The structure of these bat files is as follows:
@rem = '--*-Perl-*--
perl -x -S "%0" %*
... Perl code ...
The "%0" is the name of the current bat file, and %* is a list of the arguments passed into the bat file (like $0 and $* in the Korn shell and Bash).
So we are executing the bat file as if it was a perl script! This is where the –x option to perl comes in. Check perlrun, -x means that the perl code starts at the #! line, and preceding lines are to be ignored. The –S option means that %path% is used to find the perl script. There is a problem with this.

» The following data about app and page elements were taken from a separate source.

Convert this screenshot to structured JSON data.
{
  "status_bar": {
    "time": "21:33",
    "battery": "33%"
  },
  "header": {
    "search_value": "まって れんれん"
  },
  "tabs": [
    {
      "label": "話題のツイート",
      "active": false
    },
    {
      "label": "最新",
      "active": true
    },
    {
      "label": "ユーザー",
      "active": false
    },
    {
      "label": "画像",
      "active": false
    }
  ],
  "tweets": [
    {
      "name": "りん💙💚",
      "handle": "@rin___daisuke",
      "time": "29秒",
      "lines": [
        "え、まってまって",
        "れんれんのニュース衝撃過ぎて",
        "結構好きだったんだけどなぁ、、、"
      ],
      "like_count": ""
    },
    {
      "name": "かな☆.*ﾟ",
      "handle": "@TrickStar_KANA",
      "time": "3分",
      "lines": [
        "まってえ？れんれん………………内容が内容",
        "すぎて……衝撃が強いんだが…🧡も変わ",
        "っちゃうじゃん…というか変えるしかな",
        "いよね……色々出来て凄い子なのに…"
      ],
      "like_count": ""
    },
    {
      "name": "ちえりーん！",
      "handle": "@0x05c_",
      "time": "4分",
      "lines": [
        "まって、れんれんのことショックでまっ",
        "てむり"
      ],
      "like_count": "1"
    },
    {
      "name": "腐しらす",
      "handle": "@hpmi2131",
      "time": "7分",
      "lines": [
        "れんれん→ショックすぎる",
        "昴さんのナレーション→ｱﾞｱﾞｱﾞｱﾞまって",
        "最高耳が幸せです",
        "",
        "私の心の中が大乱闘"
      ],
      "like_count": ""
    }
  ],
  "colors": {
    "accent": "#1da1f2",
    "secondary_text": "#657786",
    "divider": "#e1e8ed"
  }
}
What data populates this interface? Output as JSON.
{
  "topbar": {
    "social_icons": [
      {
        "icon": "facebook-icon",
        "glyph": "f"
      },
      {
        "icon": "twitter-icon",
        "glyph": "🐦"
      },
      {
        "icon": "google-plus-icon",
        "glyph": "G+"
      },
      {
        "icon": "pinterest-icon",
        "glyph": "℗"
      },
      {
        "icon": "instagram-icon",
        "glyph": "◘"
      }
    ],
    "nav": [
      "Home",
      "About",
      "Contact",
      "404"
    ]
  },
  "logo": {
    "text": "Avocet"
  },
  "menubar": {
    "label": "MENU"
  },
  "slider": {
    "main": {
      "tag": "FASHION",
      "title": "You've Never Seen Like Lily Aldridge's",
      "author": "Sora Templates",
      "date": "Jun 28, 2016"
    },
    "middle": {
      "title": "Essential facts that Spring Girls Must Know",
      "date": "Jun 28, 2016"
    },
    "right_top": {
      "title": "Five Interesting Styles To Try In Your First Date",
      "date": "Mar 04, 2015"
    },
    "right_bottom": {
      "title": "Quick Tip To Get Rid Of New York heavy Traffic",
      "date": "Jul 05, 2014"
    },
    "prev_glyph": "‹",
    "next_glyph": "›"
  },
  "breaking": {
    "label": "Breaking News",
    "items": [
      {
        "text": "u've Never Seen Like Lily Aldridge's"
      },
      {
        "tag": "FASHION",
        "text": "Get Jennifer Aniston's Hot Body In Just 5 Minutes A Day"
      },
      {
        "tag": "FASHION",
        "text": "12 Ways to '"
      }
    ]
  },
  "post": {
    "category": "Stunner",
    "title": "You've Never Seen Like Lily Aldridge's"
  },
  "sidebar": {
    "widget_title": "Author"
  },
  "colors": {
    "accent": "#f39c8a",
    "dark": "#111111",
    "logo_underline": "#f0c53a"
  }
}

The quotes around "%0" would appear to protect us from imbedded spaces in the filename, but they do not. Paths with imbedded spaces do not work with this method. Strangely, this works if the quotes are omitted. The implication is that most of the ActivePerl bat files do not work with imbedded spaces in path names.
(The pugs Windows installation has a similar problem)
The –S option is not really needed. This is because to run the bat file we need to specify a hierarchic or full pathname anyway (Explorer makes the script's directory its current directory).
The sneaky part is the use of @rem.
The bat file starts with a non-echo'ed remark:
@rem = '--*-Perl-*--
… bat file stuff …
The idea here is that, by a happy coincidence, @rem comment prefix in a bat file is a valid perl command, to assign to an array called @rem. The assignment ends on the final comment, with a close quote (notice that the first @rem has no close quote).
I can only guess that this is in the bat files for historical reasons, since the –x option to perl makes this trickery unnecessary. The goto (whatever that is) is required to leap over the perl code.
The #line directive sets the line number when error reporting, or for the die statement. This means that we can set the line numbers relative to the start of our bat file, rather than the start of the perl code.
Finally, the __END__ label tells perl that this is the end of the script, and ignores any junk that follows.